you select your desired aperture and the camera will set the shutter speed to
match the aperture settings. For example, if you change your aperture from f5.6
to f11, the camera will adjust the shutter speed automatically keeping the
exposure the same. Use this mode to have more control on the depth-of -field.
The 'TV' or 'S' symbol stands for Shuttermode (semi-automatic). In this mode
you select the shutter speed, and the camera will set the aperture accordingly.
For example, if you change the shutter speed from 1/30 (slow) to 1/250 (fast)
of a second, the aperture will change automatically. This will leave the

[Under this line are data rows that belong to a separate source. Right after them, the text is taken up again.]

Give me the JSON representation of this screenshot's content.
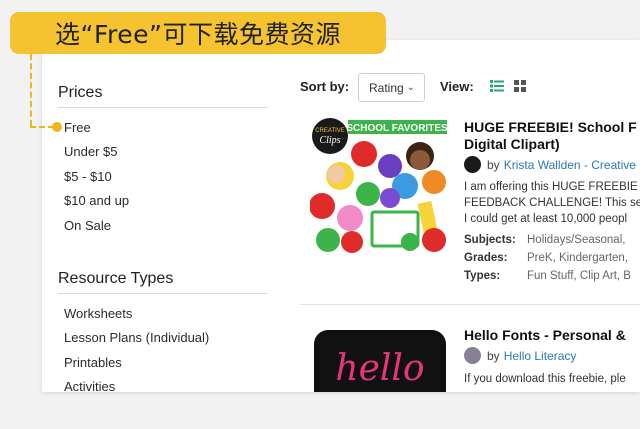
{
  "annotation": {
    "text": "选“Free”可下载免费资源"
  },
  "sidebar": {
    "prices": {
      "title": "Prices",
      "items": [
        "Free",
        "Under $5",
        "$5 - $10",
        "$10 and up",
        "On Sale"
      ]
    },
    "resource_types": {
      "title": "Resource Types",
      "items": [
        "Worksheets",
        "Lesson Plans (Individual)",
        "Printables",
        "Activities"
      ]
    }
  },
  "sortbar": {
    "sort_label": "Sort by:",
    "sort_value": "Rating",
    "view_label": "View:"
  },
  "colors": {
    "accent": "#f5c230",
    "list_icon": "#2aa37a",
    "link": "#2a7ab0"
  },
  "products": [
    {
      "title_line1": "HUGE FREEBIE! School F",
      "title_line2": "Digital Clipart)",
      "by": "by",
      "author": "Krista Wallden - Creative",
      "thumb_banner": "SCHOOL FAVORITES",
      "thumb_logo_1": "CREATIVE",
      "thumb_logo_2": "Clips",
      "desc": [
        "I am offering this HUGE FREEBIE",
        "FEEDBACK CHALLENGE! This se",
        "I could get at least 10,000 peopl"
      ],
      "meta": [
        {
          "key": "Subjects:",
          "value": "Holidays/Seasonal,"
        },
        {
          "key": "Grades:",
          "value": "PreK, Kindergarten,"
        },
        {
          "key": "Types:",
          "value": "Fun Stuff, Clip Art, B"
        }
      ]
    },
    {
      "title_line1": "Hello Fonts - Personal &",
      "by": "by",
      "author": "Hello Literacy",
      "thumb_text": "hello",
      "desc": [
        "If you download this freebie, ple"
      ]
    }
  ]
}
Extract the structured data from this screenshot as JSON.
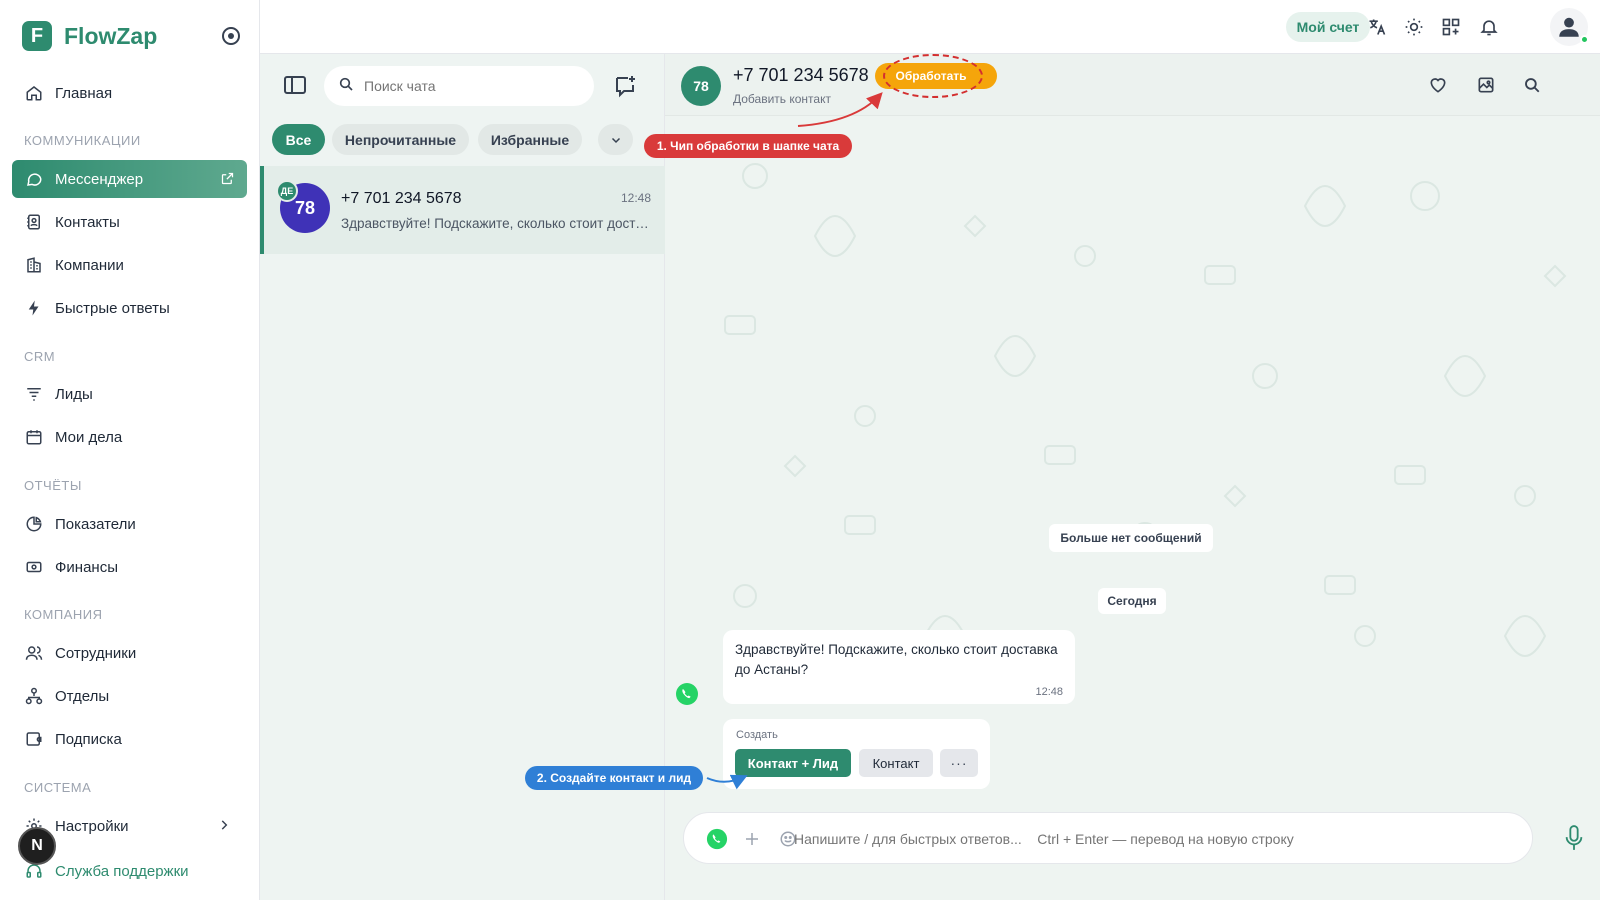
{
  "app": {
    "name": "FlowZap",
    "logo_letter": "F"
  },
  "sidebar": {
    "home": "Главная",
    "sections": {
      "communications": "КОММУНИКАЦИИ",
      "crm": "CRM",
      "reports": "ОТЧЁТЫ",
      "company": "КОМПАНИЯ",
      "system": "СИСТЕМА"
    },
    "items": {
      "messenger": "Мессенджер",
      "contacts": "Контакты",
      "companies": "Компании",
      "quick_replies": "Быстрые ответы",
      "leads": "Лиды",
      "tasks": "Мои дела",
      "metrics": "Показатели",
      "finance": "Финансы",
      "employees": "Сотрудники",
      "departments": "Отделы",
      "subscription": "Подписка",
      "settings": "Настройки",
      "support": "Служба поддержки"
    },
    "user_initial": "N"
  },
  "topbar": {
    "account_label": "Мой счет"
  },
  "chatlist": {
    "search_placeholder": "Поиск чата",
    "filters": [
      "Все",
      "Непрочитанные",
      "Избранные"
    ],
    "chats": [
      {
        "avatar": "78",
        "badge": "ДЕ",
        "name": "+7 701 234 5678",
        "time": "12:48",
        "preview": "Здравствуйте! Подскажите, сколько стоит доставка до Астаны?"
      }
    ]
  },
  "chat": {
    "avatar": "78",
    "name": "+7 701 234 5678",
    "subtitle": "Добавить контакт",
    "process_chip": "Обработать",
    "no_more_messages": "Больше нет сообщений",
    "date_divider": "Сегодня",
    "message": {
      "text": "Здравствуйте! Подскажите, сколько стоит доставка до Астаны?",
      "time": "12:48"
    },
    "create": {
      "label": "Создать",
      "contact_lead": "Контакт + Лид",
      "contact": "Контакт",
      "more": "···"
    },
    "composer_placeholder": "Напишите / для быстрых ответов...    Ctrl + Enter — перевод на новую строку"
  },
  "callouts": {
    "step1": "1. Чип обработки в шапке чата",
    "step2": "2. Создайте контакт и лид"
  },
  "colors": {
    "accent": "#2e8b6f",
    "chip": "#f5a50b",
    "callout_red": "#d93a3a",
    "callout_blue": "#2f7fd6"
  }
}
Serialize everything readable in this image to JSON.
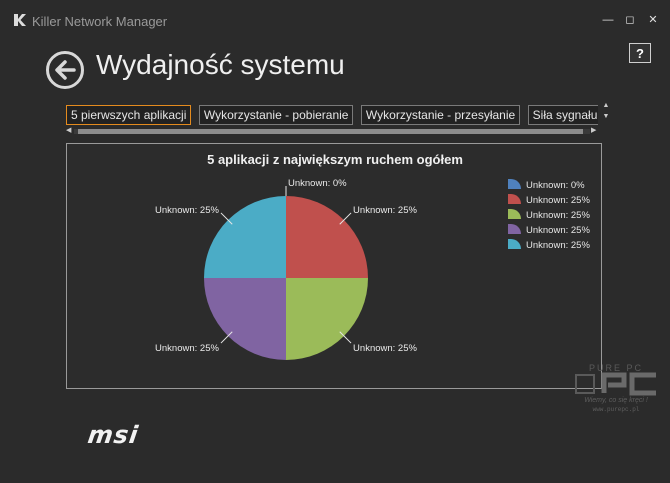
{
  "window": {
    "title": "Killer Network Manager",
    "logo_letter": "K",
    "minimize": "—",
    "maximize": "◻",
    "close": "✕",
    "help": "?"
  },
  "page": {
    "title": "Wydajność systemu"
  },
  "tabs": [
    {
      "label": "5 pierwszych aplikacji",
      "active": true
    },
    {
      "label": "Wykorzystanie - pobieranie",
      "active": false
    },
    {
      "label": "Wykorzystanie - przesyłanie",
      "active": false
    },
    {
      "label": "Siła sygnału bezprz",
      "active": false
    }
  ],
  "chart_data": {
    "type": "pie",
    "title": "5 aplikacji z największym ruchem ogółem",
    "slices": [
      {
        "label": "Unknown: 0%",
        "value": 0,
        "color": "#4f81bd"
      },
      {
        "label": "Unknown: 25%",
        "value": 25,
        "color": "#c0504d"
      },
      {
        "label": "Unknown: 25%",
        "value": 25,
        "color": "#9bbb59"
      },
      {
        "label": "Unknown: 25%",
        "value": 25,
        "color": "#8064a2"
      },
      {
        "label": "Unknown: 25%",
        "value": 25,
        "color": "#4bacc6"
      }
    ],
    "legend_position": "top-right"
  },
  "brand": {
    "logo_text": "msi"
  },
  "watermark": {
    "text": "PURE PC",
    "slogan": "Wiemy, co się kręci !",
    "url": "www.purepc.pl"
  }
}
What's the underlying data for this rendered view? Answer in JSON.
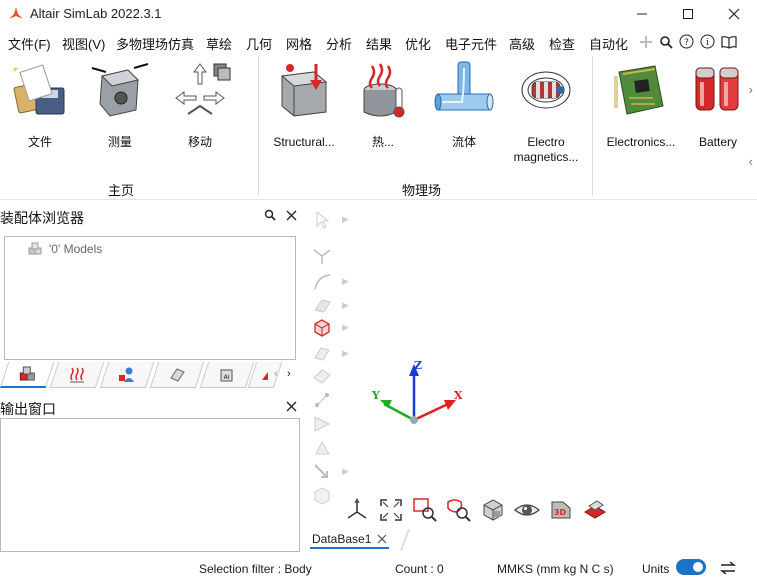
{
  "window": {
    "title": "Altair SimLab 2022.3.1",
    "accent_color": "#1a73c8",
    "logo_color": "#e4572e"
  },
  "menu": {
    "items": [
      "文件(F)",
      "视图(V)",
      "多物理场仿真",
      "草绘",
      "几何",
      "网格",
      "分析",
      "结果",
      "优化",
      "电子元件",
      "高级",
      "检查",
      "自动化"
    ],
    "active_index": 2
  },
  "ribbon": {
    "groups": [
      {
        "label": "主页",
        "buttons": [
          {
            "label": "文件",
            "icon": "file-icon"
          },
          {
            "label": "测量",
            "icon": "measure-icon"
          },
          {
            "label": "移动",
            "icon": "move-icon"
          }
        ]
      },
      {
        "label": "物理场",
        "buttons": [
          {
            "label": "Structural...",
            "icon": "structural-icon"
          },
          {
            "label": "热...",
            "icon": "thermal-icon"
          },
          {
            "label": "流体",
            "icon": "fluid-icon"
          },
          {
            "label": "Electro magnetics...",
            "icon": "electromagnetics-icon"
          }
        ]
      },
      {
        "label": "",
        "buttons": [
          {
            "label": "Electronics...",
            "icon": "electronics-icon"
          },
          {
            "label": "Battery",
            "icon": "battery-icon"
          }
        ]
      }
    ]
  },
  "assembly_browser": {
    "title": "装配体浏览器",
    "tree_root": "'0' Models"
  },
  "output_window": {
    "title": "输出窗口"
  },
  "viewport": {
    "axes": {
      "x": "X",
      "y": "Y",
      "z": "Z"
    },
    "axis_colors": {
      "x": "#e02020",
      "y": "#1faa1f",
      "z": "#1a3bd6"
    },
    "database_tab": "DataBase1"
  },
  "status": {
    "selection_filter": "Selection filter : Body",
    "count": "Count : 0",
    "units_system": "MMKS (mm kg N C s)",
    "units_label": "Units",
    "units_toggle_on": true
  }
}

exposure the same as the camera is matching your shutter settings. The shutter
mode is used to capture movement or create a blur. I use shutter mode to
photograph movement in water, trailing traffic lights or to freeze the action.
The 'M' symbol stands for Manual mode
(fully manual). In this mode you have full control of your camera. You
decide what aperture and shutter speed to use in order take a correctly exposed
image. In this mode you can also override any of the camera settings, i.e.
flash, ISO, exposure compensation and white balance. Choose this mode if you
are fully confident about how the aperture and shutter work together to produce
a correctly exposed image. I use this mode mostly for landscape, close-up portraits, snow
and night photography, and even just experimenting with different exposures.
I hope this brief insight into
camera mode assists you in taking better photographs.